The earnings from locally-developed games grew a whopping 86 per cent during the past year, an independent survey of New Zealand Game Developers Association members has found.

The survey – which is based on Statistics New Zealand's Screen Industry Survey – canvassed 33 studios who between them released 55 commercial video games in the 2013 financial year.

The 86 per cent rise took annual earnings to NZ$36.3 million dollars, the majority of which (NZ$31.4m) came from exports of smartphone and online games.

“The investments in skills and jobs reported in previous years’ surveys is now paying off in real profits and international recognition,” said NZ Game Developers Association chairperson Stephen Knightly.

“Gaming is now firmly established as one of the core sectors of New Zealand’s creative economy. New Zealand studios are demonstrating sustainable growth and winning huge audiences globally in a highly competitive market.”

Only a small percentage (16 per cent) of those earnings was from contract work – the rest came from original IP, said Knightly.

"The success of New Zealand’s games industry continues to come from digital distribution via app stores and websites and the fact that we develop and own our ideas,” he said.

“Original IP means we have higher margins and grow audiences over time.

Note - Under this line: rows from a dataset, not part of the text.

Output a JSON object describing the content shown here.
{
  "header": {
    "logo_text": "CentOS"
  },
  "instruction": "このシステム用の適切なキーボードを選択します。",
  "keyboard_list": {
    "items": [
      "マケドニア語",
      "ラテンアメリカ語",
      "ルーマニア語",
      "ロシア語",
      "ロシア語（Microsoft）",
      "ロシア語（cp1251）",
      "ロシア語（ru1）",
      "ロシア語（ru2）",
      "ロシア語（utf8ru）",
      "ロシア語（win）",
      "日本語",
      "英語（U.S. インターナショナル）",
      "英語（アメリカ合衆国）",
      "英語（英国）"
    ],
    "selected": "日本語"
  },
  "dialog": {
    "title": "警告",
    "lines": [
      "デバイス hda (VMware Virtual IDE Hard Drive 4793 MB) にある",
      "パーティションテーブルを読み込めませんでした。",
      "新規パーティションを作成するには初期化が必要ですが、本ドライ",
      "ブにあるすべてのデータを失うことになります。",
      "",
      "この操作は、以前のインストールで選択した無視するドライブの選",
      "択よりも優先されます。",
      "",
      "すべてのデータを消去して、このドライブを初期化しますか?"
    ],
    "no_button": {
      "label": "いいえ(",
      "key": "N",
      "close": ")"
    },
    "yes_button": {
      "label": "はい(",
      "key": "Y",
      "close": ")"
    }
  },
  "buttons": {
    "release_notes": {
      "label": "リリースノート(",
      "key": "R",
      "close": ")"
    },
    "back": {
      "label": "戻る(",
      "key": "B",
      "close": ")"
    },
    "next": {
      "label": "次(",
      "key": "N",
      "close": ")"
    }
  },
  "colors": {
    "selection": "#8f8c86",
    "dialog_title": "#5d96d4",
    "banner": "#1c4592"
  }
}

Many of the hit Kiwi games aren’t one-offs but are franchises with loyal fanbases that will earn money for several years to come,” says Knightly.

However, New Zealand also had a strong reputation internationally, with 18 per cent of studios producing a game for an international film or TV studio in the last year, including Dreamworks, Disney, BBC, Lionsgate and Hasbro.

Notably, advertising space in games made up 32 per cent of all revenue – up from 14 per cent the previous year.

Elsewhere, game development jobs grew 18 per cent during FY2013, and there are now 448 full-time equivalent professional game developers in the country.

Knightly said there is now pressure to find experienced programmers and game designers, with 44 per cent of studios reporting that skills shortages were constraining the growth of their business.

"While our industry continues to demonstrate impressive growth, there is a very real risk that the brakes may be applied in future," said Knightly.

“Game development is a serious career option these days and we’re attracting very bright and creative people to the industry, but we could do with more.”

To combat this, the NZ Game Developers Association holds an annual conference and two game jams, participates in the AnimFX conference and is launching a mentoring programme.

In addition, this year the Media Design School began teaching two Bachelor degrees in game development and game art, and several universities now offer game development papers.

Some FY2013 highlights:

  • Wellington-based PikPok's Super Monsters Ate My Condo was nominated for a UK BAFTA award, and their game Into The Dead is used by the Guinness Book of World Records when officially judging the world's best mobile gamer
  • Path of Exile by Grinding Gear Games has over 3.2 million PC gamers and was featured on the homepage of the world’s largest online PC game store Steam
  • Bloons Tower Defence 5 by NinjaKiwi was a US Top 50 Grossing Paid iPhone game
  • The Blockheads by Majic Jungle was a #1 US iPad game, #2 US iPhone game with over 7 million downloads
  • MiniGolf Matchup by RocketJump was the #1 iPhone game in 28 countries with over 10 million downloads
  • Turbo Racing League by PikPok had over 30 million downloads
  • Robot Unicorn Attack 2 and Giant Boulder of Death by PikPok were both #1 US iPhone games
  • My Little Pony: Friendship is Magic by Gameloft received 17.5 million downloads
  • Littlest Pet Shop by Gameloft received 15 million downloads
  • Wonderzoo by Gameloft received 10.5 million downloads
  • Browser-based MiniMundos by Smallworlds reached 3 million Brazilian players
  • PikPok’s sister label Sidhe launched All Blacks Rugby Challenge 2 for Xbox 360, PlayStation 3 and PC.